» **BRIEF**
Nothing but the records, copied exactly and stripped of pictures, should be in the answer.

» **PROVIDED DATA**
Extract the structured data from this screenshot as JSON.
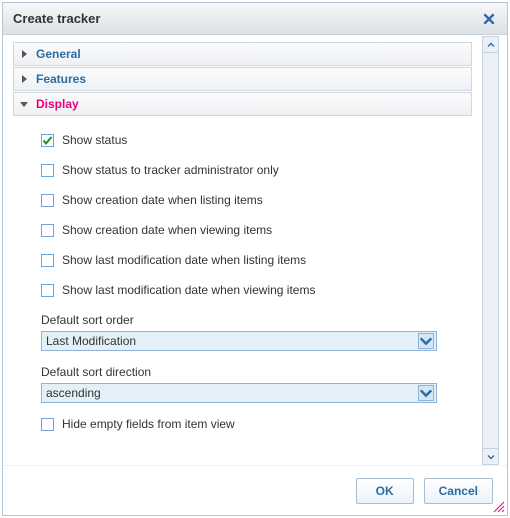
{
  "dialog": {
    "title": "Create tracker"
  },
  "accordion": {
    "general": {
      "label": "General"
    },
    "features": {
      "label": "Features"
    },
    "display": {
      "label": "Display"
    }
  },
  "display": {
    "checks": [
      {
        "label": "Show status",
        "checked": true
      },
      {
        "label": "Show status to tracker administrator only",
        "checked": false
      },
      {
        "label": "Show creation date when listing items",
        "checked": false
      },
      {
        "label": "Show creation date when viewing items",
        "checked": false
      },
      {
        "label": "Show last modification date when listing items",
        "checked": false
      },
      {
        "label": "Show last modification date when viewing items",
        "checked": false
      }
    ],
    "sort_order_label": "Default sort order",
    "sort_order_value": "Last Modification",
    "sort_direction_label": "Default sort direction",
    "sort_direction_value": "ascending",
    "hide_empty": {
      "label": "Hide empty fields from item view",
      "checked": false
    }
  },
  "buttons": {
    "ok": "OK",
    "cancel": "Cancel"
  }
}
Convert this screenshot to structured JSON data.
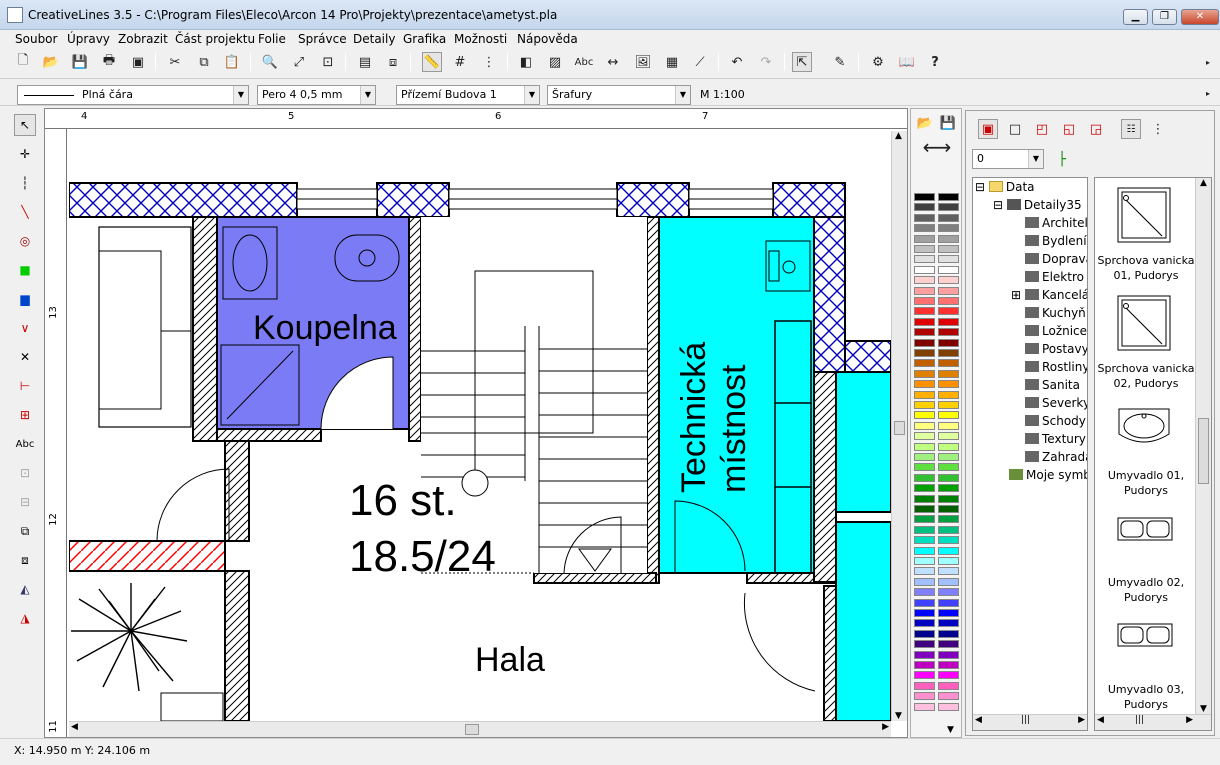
{
  "window": {
    "title": "CreativeLines 3.5  - C:\\Program Files\\Eleco\\Arcon 14 Pro\\Projekty\\prezentace\\ametyst.pla"
  },
  "menu": [
    "Soubor",
    "Úpravy",
    "Zobrazit",
    "Část projektu",
    "Folie",
    "Správce",
    "Detaily",
    "Grafika",
    "Možnosti",
    "Nápověda"
  ],
  "properties": {
    "line_style": "Plná čára",
    "pen": "Pero 4  0,5 mm",
    "layer": "Přízemí Budova 1",
    "hatch": "Šrafury",
    "scale": "M 1:100"
  },
  "ruler": {
    "h_labels": [
      "4",
      "5",
      "6",
      "7"
    ],
    "v_labels": [
      "13",
      "12",
      "11"
    ]
  },
  "drawing": {
    "room_koupelna": "Koupelna",
    "room_technicka_1": "Technická",
    "room_technicka_2": "místnost",
    "room_hala": "Hala",
    "stairs_1": "16 st.",
    "stairs_2": "18.5/24"
  },
  "colors": {
    "koupelna_fill": "#7b7bf5",
    "technicka_fill": "#00ffff",
    "hatch_blue": "#0000c0",
    "hatch_red": "#ff0000"
  },
  "library": {
    "level_value": "0",
    "tree": {
      "root": "Data",
      "folder": "Detaily35",
      "items": [
        "Architel",
        "Bydlení",
        "Doprava",
        "Elektro",
        "Kancelá",
        "Kuchyň",
        "Ložnice",
        "Postavy",
        "Rostliny",
        "Sanita",
        "Severky",
        "Schody",
        "Textury",
        "Zahrada"
      ],
      "user": "Moje symb"
    },
    "symbols": [
      {
        "l1": "Sprchova vanicka",
        "l2": "01,  Pudorys"
      },
      {
        "l1": "Sprchova vanicka",
        "l2": "02,  Pudorys"
      },
      {
        "l1": "Umyvadlo 01,",
        "l2": "Pudorys"
      },
      {
        "l1": "Umyvadlo 02,",
        "l2": "Pudorys"
      },
      {
        "l1": "Umyvadlo 03,",
        "l2": "Pudorys"
      }
    ]
  },
  "status": {
    "coords": "X: 14.950 m   Y: 24.106 m"
  },
  "palette": [
    "#000000",
    "#404040",
    "#606060",
    "#808080",
    "#a0a0a0",
    "#c0c0c0",
    "#e0e0e0",
    "#ffffff",
    "#ffd0d0",
    "#ffa0a0",
    "#ff7070",
    "#ff3030",
    "#e00000",
    "#b00000",
    "#800000",
    "#804000",
    "#c06000",
    "#e08000",
    "#ff9000",
    "#ffb000",
    "#ffd000",
    "#ffff00",
    "#ffff80",
    "#e0ffa0",
    "#c0ff80",
    "#a0f080",
    "#60e040",
    "#30c030",
    "#00a000",
    "#008000",
    "#006000",
    "#00a040",
    "#00c080",
    "#00e0c0",
    "#00ffff",
    "#a0ffff",
    "#c0e0ff",
    "#a0c0ff",
    "#8080ff",
    "#4040ff",
    "#0000ff",
    "#0000c0",
    "#000090",
    "#400080",
    "#8000c0",
    "#c000c0",
    "#ff00ff",
    "#ff60c0",
    "#ff90d0",
    "#ffc0e0"
  ]
}
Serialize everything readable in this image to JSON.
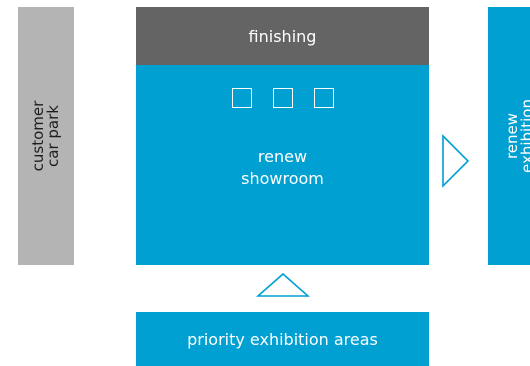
{
  "car_park": {
    "line1": "customer",
    "line2": "car park"
  },
  "finishing": {
    "label": "finishing"
  },
  "showroom": {
    "line1": "renew",
    "line2": "showroom",
    "square_count": 3
  },
  "exhibition": {
    "line1": "renew",
    "line2": "exhibition"
  },
  "priority": {
    "label": "priority exhibition areas"
  },
  "colors": {
    "blue": "#00a0d2",
    "dark_grey": "#646464",
    "light_grey": "#b4b4b4",
    "text_dark": "#1e1e1e"
  }
}
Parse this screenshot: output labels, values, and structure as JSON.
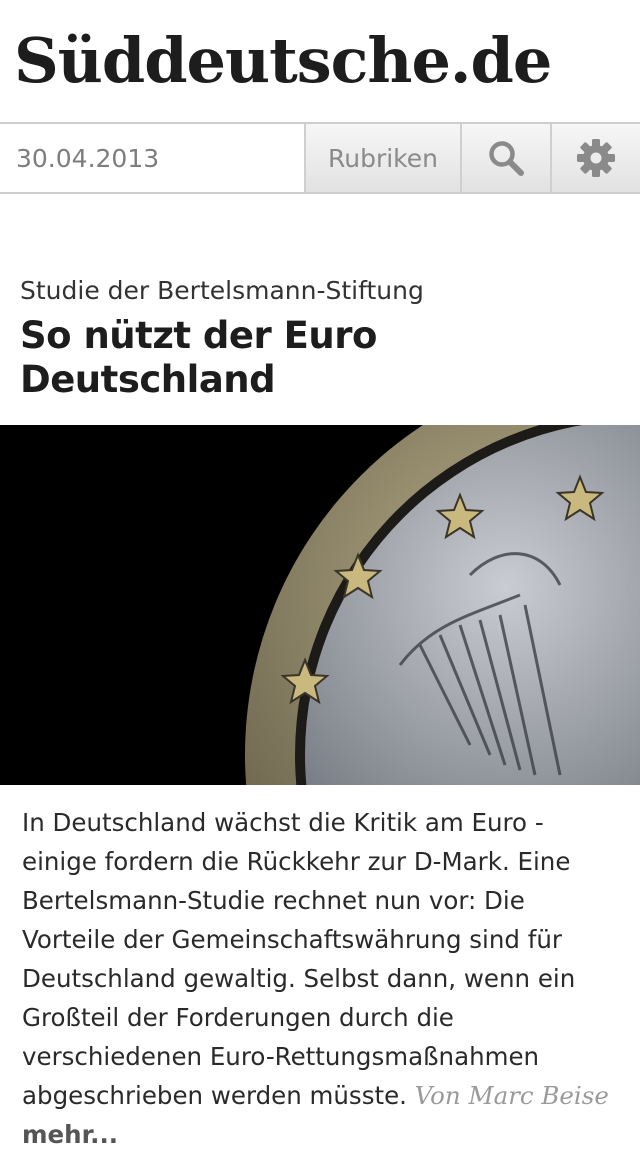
{
  "masthead": {
    "logo_text": "Süddeutsche.de"
  },
  "toolbar": {
    "date": "30.04.2013",
    "rubriken_label": "Rubriken",
    "search_icon": "search-icon",
    "settings_icon": "gear-icon"
  },
  "article": {
    "kicker": "Studie der Bertelsmann-Stiftung",
    "headline": "So nützt der Euro Deutschland",
    "image_subject": "euro-coin-image",
    "teaser": "In Deutschland wächst die Kritik am Euro - einige fordern die Rückkehr zur D-Mark. Eine Bertelsmann-Studie rechnet nun vor: Die Vorteile der Gemeinschaftswährung sind für Deutschland gewaltig. Selbst dann, wenn ein Großteil der Forderungen durch die verschiedenen Euro-Rettungsmaßnahmen abgeschrieben werden müsste.",
    "author": "Von Marc Beise",
    "more_label": "mehr..."
  }
}
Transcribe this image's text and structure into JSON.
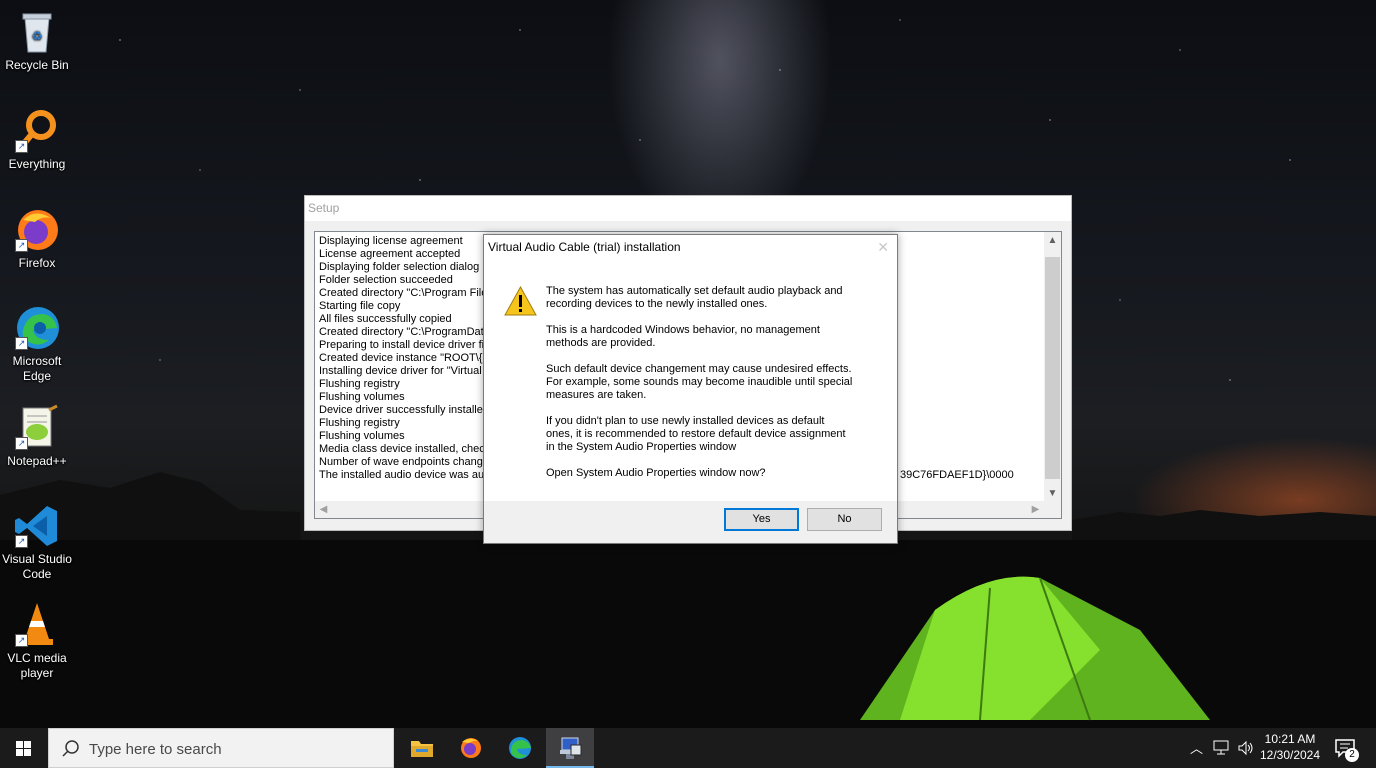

» **RESPONSE FOR THIS EXERCISE**
Extract the structured data from this screenshot as JSON.
{
  "dialog": {
    "title": "Create tracker"
  },
  "accordion": {
    "general": {
      "label": "General"
    },
    "features": {
      "label": "Features"
    },
    "display": {
      "label": "Display"
    }
  },
  "display": {
    "checks": [
      {
        "label": "Show status",
        "checked": true
      },
      {
        "label": "Show status to tracker administrator only",
        "checked": false
      },
      {
        "label": "Show creation date when listing items",
        "checked": false
      },
      {
        "label": "Show creation date when viewing items",
        "checked": false
      },
      {
        "label": "Show last modification date when listing items",
        "checked": false
      },
      {
        "label": "Show last modification date when viewing items",
        "checked": false
      }
    ],
    "sort_order_label": "Default sort order",
    "sort_order_value": "Last Modification",
    "sort_direction_label": "Default sort direction",
    "sort_direction_value": "ascending",
    "hide_empty": {
      "label": "Hide empty fields from item view",
      "checked": false
    }
  },
  "buttons": {
    "ok": "OK",
    "cancel": "Cancel"
  }
}
Convert this screenshot to structured JSON data.
{
  "window": {
    "title": "CreativeLines 3.5  - C:\\Program Files\\Eleco\\Arcon 14 Pro\\Projekty\\prezentace\\ametyst.pla"
  },
  "menu": [
    "Soubor",
    "Úpravy",
    "Zobrazit",
    "Část projektu",
    "Folie",
    "Správce",
    "Detaily",
    "Grafika",
    "Možnosti",
    "Nápověda"
  ],
  "properties": {
    "line_style": "Plná čára",
    "pen": "Pero 4  0,5 mm",
    "layer": "Přízemí Budova 1",
    "hatch": "Šrafury",
    "scale": "M 1:100"
  },
  "ruler": {
    "h_labels": [
      "4",
      "5",
      "6",
      "7"
    ],
    "v_labels": [
      "13",
      "12",
      "11"
    ]
  },
  "drawing": {
    "room_koupelna": "Koupelna",
    "room_technicka_1": "Technická",
    "room_technicka_2": "místnost",
    "room_hala": "Hala",
    "stairs_1": "16 st.",
    "stairs_2": "18.5/24"
  },
  "colors": {
    "koupelna_fill": "#7b7bf5",
    "technicka_fill": "#00ffff",
    "hatch_blue": "#0000c0",
    "hatch_red": "#ff0000"
  },
  "library": {
    "level_value": "0",
    "tree": {
      "root": "Data",
      "folder": "Detaily35",
      "items": [
        "Architel",
        "Bydlení",
        "Doprava",
        "Elektro",
        "Kancelá",
        "Kuchyň",
        "Ložnice",
        "Postavy",
        "Rostliny",
        "Sanita",
        "Severky",
        "Schody",
        "Textury",
        "Zahrada"
      ],
      "user": "Moje symb"
    },
    "symbols": [
      {
        "l1": "Sprchova vanicka",
        "l2": "01,  Pudorys"
      },
      {
        "l1": "Sprchova vanicka",
        "l2": "02,  Pudorys"
      },
      {
        "l1": "Umyvadlo 01,",
        "l2": "Pudorys"
      },
      {
        "l1": "Umyvadlo 02,",
        "l2": "Pudorys"
      },
      {
        "l1": "Umyvadlo 03,",
        "l2": "Pudorys"
      }
    ]
  },
  "status": {
    "coords": "X: 14.950 m   Y: 24.106 m"
  },
  "palette": [
    "#000000",
    "#404040",
    "#606060",
    "#808080",
    "#a0a0a0",
    "#c0c0c0",
    "#e0e0e0",
    "#ffffff",
    "#ffd0d0",
    "#ffa0a0",
    "#ff7070",
    "#ff3030",
    "#e00000",
    "#b00000",
    "#800000",
    "#804000",
    "#c06000",
    "#e08000",
    "#ff9000",
    "#ffb000",
    "#ffd000",
    "#ffff00",
    "#ffff80",
    "#e0ffa0",
    "#c0ff80",
    "#a0f080",
    "#60e040",
    "#30c030",
    "#00a000",
    "#008000",
    "#006000",
    "#00a040",
    "#00c080",
    "#00e0c0",
    "#00ffff",
    "#a0ffff",
    "#c0e0ff",
    "#a0c0ff",
    "#8080ff",
    "#4040ff",
    "#0000ff",
    "#0000c0",
    "#000090",
    "#400080",
    "#8000c0",
    "#c000c0",
    "#ff00ff",
    "#ff60c0",
    "#ff90d0",
    "#ffc0e0"
  ]
}
Serialize everything readable in this image to JSON.
{
  "car_park": {
    "line1": "customer",
    "line2": "car park"
  },
  "finishing": {
    "label": "finishing"
  },
  "showroom": {
    "line1": "renew",
    "line2": "showroom",
    "square_count": 3
  },
  "exhibition": {
    "line1": "renew",
    "line2": "exhibition"
  },
  "priority": {
    "label": "priority exhibition areas"
  },
  "colors": {
    "blue": "#00a0d2",
    "dark_grey": "#646464",
    "light_grey": "#b4b4b4",
    "text_dark": "#1e1e1e"
  }
}
Parse this screenshot: output labels, values, and structure as JSON.
{
  "masthead": {
    "logo_text": "Süddeutsche.de"
  },
  "toolbar": {
    "date": "30.04.2013",
    "rubriken_label": "Rubriken",
    "search_icon": "search-icon",
    "settings_icon": "gear-icon"
  },
  "article": {
    "kicker": "Studie der Bertelsmann-Stiftung",
    "headline": "So nützt der Euro Deutschland",
    "image_subject": "euro-coin-image",
    "teaser": "In Deutschland wächst die Kritik am Euro - einige fordern die Rückkehr zur D-Mark. Eine Bertelsmann-Studie rechnet nun vor: Die Vorteile der Gemeinschaftswährung sind für Deutschland gewaltig. Selbst dann, wenn ein Großteil der Forderungen durch die verschiedenen Euro-Rettungsmaßnahmen abgeschrieben werden müsste.",
    "author": "Von Marc Beise",
    "more_label": "mehr..."
  }
}
Transcribe this image's text and structure into JSON.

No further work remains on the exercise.